If you enter into license agreements — The new standard’s emphasis on when control transfers to the customer may change the timing of revenue recognition on licenses. A license is the right to use an entity’s intellectual property, such as software and technology, patents, trademarks, copyrights, music and movie rights and franchises. In some cases, a license is a promise to provide a right, which transfers at a point in time. In other cases, it is a promise to provide access to a right that transfers to the customer over time, such as if a licensor has continuing obligations under the arrangement that do not otherwise qualify as separate performance obligations, or if the licensor must actively make the IP available on a continuous basis during the license period, or if the licensee benefits from changes over time.
If you have software arrangements — For software arrangements, VSOE (vendor-specific objective evidence) guidance is no longer required, resulting in earlier recognition of revenue for licenses that lacked it for undelivered elements, including future upgrades, additional product rights or other vendor obligations. Companies still need to allocate revenue to each of the deliverables in the arrangement based upon best estimated selling prices (BESP). It simply allows for alternate methods of determining BESP beyond VSOE.
If you sell software as a service — You will need to assess software license and hosting services to determine if they represent distinct performance obligations. It is unclear what criteria will apply to determine whether a typical SaaS arrangement will qualify for service accounting treatment (over time) or if the software element should be recognized separately (at a point in time).

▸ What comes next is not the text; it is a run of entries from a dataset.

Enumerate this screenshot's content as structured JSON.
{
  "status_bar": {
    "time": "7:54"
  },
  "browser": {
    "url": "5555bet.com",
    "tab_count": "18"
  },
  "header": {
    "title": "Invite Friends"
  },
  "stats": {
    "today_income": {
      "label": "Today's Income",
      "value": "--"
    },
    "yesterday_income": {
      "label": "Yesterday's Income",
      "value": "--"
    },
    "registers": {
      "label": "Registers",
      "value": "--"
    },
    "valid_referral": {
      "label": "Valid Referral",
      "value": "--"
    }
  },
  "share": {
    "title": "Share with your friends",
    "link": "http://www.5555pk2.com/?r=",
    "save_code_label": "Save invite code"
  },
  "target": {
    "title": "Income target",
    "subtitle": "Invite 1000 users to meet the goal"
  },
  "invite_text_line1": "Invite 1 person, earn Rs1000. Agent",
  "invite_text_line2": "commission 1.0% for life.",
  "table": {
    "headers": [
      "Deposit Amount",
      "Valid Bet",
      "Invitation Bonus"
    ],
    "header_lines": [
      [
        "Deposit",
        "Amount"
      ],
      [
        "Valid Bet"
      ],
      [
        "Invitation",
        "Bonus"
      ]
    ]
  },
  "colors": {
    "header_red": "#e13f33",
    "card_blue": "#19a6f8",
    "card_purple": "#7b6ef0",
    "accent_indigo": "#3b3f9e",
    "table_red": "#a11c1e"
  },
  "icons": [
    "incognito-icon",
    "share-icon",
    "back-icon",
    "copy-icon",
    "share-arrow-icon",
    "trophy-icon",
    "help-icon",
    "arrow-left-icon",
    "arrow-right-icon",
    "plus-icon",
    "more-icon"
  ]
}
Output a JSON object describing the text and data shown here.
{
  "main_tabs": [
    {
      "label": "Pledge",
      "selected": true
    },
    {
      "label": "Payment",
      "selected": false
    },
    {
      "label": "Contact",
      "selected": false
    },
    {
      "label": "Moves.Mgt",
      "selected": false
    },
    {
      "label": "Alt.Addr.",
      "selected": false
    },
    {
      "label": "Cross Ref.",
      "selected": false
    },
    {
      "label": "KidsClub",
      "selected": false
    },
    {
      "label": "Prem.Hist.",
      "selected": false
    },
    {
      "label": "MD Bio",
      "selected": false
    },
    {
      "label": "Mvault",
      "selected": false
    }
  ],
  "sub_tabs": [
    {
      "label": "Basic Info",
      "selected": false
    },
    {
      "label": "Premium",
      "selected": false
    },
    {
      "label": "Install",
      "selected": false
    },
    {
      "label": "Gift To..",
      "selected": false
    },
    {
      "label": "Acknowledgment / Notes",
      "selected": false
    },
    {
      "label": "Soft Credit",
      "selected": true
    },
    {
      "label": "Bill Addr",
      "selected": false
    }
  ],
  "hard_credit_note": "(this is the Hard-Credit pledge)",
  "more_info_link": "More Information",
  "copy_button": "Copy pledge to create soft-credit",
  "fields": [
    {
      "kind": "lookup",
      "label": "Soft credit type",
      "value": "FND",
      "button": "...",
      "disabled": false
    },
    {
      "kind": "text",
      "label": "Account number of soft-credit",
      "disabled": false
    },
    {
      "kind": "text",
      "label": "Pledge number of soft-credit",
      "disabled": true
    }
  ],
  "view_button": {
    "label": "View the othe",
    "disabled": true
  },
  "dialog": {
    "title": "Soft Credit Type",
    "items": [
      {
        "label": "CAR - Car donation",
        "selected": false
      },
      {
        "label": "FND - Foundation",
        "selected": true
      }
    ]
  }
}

In addition, provisions entitling the customer to a refund if undelivered elements are not successfully provided — an issue that currently delays recognition — will be a part of the estimate of variable consideration, resulting in earlier revenue recognition in some arrangements.
If you’re a contract manufacturer — In contract manufacturing situations, the timing of revenue recognition will no longer revolve around when units are delivered but instead when a service is performed and when the control of goods are transferred to the customer over time. This change may require contract manufacturers to modify their systems and processes to recognize revenue in the new way.
If you work in the technology sector — Distributors and resellers tend to require price protection or right of return from manufacturers of technology products to protect themselves from obsolescence and price reductions. Manufacturers currently delay recognition of revenue from these transactions because of the possibility they’d have to give money back or accept product returns. Under the new standards, fees that are currently not considered fixed and determinable can be recognized to the extent the company can estimate the amount that has a low probable risk of significant reversal. This will result in earlier recognition of revenue for manufacturers.
When companies license their technology for use in tangible goods or services, they can recognize the royalties when sales or usage occurs to the extent they can estimate the amount that won’t reverse (subject to the constraint on variable consideration). Today, recognition is typically delayed until such sales are reported by the licensee.
What everyone should do in the meantime — These are just a few examples of impacts in certain industries. When the new standard is released, we encourage you to evaluate its impact on your company and business model. Don’t underestimate the subtleties the new principles guidance will change in revenue recognition. Without bright-line rules, there will be room for judgment but also room for differences in interpretation and implementation, particularly between you and your auditor. Let the fun begin!